The Driver Logs Off Problem – Let’s take the two scenarios above and before you re-enter the driver’s vehicle or right before you hail the driver, the driver logs off the app and FORGETS to turn it back on! An accident occurs. Are you covered by Uber and Lyft’s? The harsh answer here is no. Remember the law only applies when the app is turned on and only requires Uber or Lyft to provide insurance coverage if one of the three stages apply. So, what should you do? Avoid the two scenarios above.

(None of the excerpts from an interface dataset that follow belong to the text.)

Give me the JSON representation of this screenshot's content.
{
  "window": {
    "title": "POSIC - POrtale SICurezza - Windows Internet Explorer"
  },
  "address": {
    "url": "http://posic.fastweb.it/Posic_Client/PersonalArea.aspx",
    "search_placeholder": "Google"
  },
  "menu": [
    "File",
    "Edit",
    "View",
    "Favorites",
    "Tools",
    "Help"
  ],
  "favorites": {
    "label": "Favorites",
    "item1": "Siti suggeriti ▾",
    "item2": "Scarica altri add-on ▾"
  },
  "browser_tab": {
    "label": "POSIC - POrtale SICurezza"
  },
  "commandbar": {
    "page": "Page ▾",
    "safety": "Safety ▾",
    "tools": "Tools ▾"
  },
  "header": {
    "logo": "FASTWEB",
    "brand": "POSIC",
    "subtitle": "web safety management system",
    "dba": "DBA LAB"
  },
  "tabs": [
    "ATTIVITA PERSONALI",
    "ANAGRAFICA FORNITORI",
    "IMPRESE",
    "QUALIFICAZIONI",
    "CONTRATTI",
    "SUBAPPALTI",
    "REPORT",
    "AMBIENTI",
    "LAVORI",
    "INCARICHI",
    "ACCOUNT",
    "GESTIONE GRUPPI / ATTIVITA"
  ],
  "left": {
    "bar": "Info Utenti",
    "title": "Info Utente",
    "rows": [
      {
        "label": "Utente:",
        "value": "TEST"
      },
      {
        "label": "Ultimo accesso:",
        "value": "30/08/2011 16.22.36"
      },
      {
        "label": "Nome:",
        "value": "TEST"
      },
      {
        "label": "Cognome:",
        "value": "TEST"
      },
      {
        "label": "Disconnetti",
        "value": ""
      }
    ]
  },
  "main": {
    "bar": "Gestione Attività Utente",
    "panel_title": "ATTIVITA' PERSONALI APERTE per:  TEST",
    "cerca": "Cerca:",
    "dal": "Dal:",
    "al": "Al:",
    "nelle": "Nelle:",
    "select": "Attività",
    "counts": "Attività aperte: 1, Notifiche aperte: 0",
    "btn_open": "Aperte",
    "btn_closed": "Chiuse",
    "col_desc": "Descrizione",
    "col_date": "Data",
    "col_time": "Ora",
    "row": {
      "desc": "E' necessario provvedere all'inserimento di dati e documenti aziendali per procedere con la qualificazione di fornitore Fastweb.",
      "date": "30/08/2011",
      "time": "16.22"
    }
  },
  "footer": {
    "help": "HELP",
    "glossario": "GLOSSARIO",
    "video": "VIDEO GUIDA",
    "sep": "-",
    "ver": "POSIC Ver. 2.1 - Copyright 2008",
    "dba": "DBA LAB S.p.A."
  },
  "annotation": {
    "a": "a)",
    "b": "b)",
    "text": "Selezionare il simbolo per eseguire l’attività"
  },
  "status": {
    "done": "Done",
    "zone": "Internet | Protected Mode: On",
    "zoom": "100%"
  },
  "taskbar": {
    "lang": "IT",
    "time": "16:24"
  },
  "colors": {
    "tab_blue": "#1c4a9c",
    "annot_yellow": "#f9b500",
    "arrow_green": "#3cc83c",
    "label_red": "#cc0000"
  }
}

The Per Person or Per Accident Problem – The way AB 2293 is written, it doesn’t specify whether the uninsured or underinsured motorist coverage requirement is “per person or per accident.” The law clearly states that there is $1,000,000.00 in uninsured or underinsured motorist coverage for Stage Three. It clearly indicates that there is liability coverage for $1,000,000.00 for death, personal injury, AND property damage for Stage Two and Three. This liability coverage is total and not per person. However, the uninsured and underinsured provision of AB 2293 doesn’t specify. This can be devastating to passengers. Let me show you by a simple example that may occur. Imagine that you are in a one of those Uber vehicles that can carry 6 passengers plus the driver. An accident occurs, and the non-Uber driver is at fault for the accident with minimum coverage (15K per person, 30K per accident). You as a passenger along with the other 5 passengers should be covered under the uninsured or underinsured requirements of the law for any injures above the minimum limit. But, not so fast, here’s where the distinction is important.
If the uninsured motorist or underinsured motorist requirement is $1,000,000.00 per person, then each passenger’s maximum uninsured or underinsured motorist coverage is $1,000,000.00. That is a lot of money and in majority of cases, passengers will be fully covered for their injuries. But, if it is $1,000,000.00 per person, then 6 severely injured passengers may not get full compensation for their injuries. The $1,000,000.00 policy will get exhausted fast with 6 people claiming a right to it. There’s no way of getting around this for now until the court has decided whether this requirement applies on a per person or per accident basis. But you know what you should do, make sure you have sufficient personal automobile uninsured or underinsured motorist coverage to cover you and only you. Another tip, your own uninsured or underinsured motorist coverage follows you around like your shadow, even when you are in someone else’s vehicle.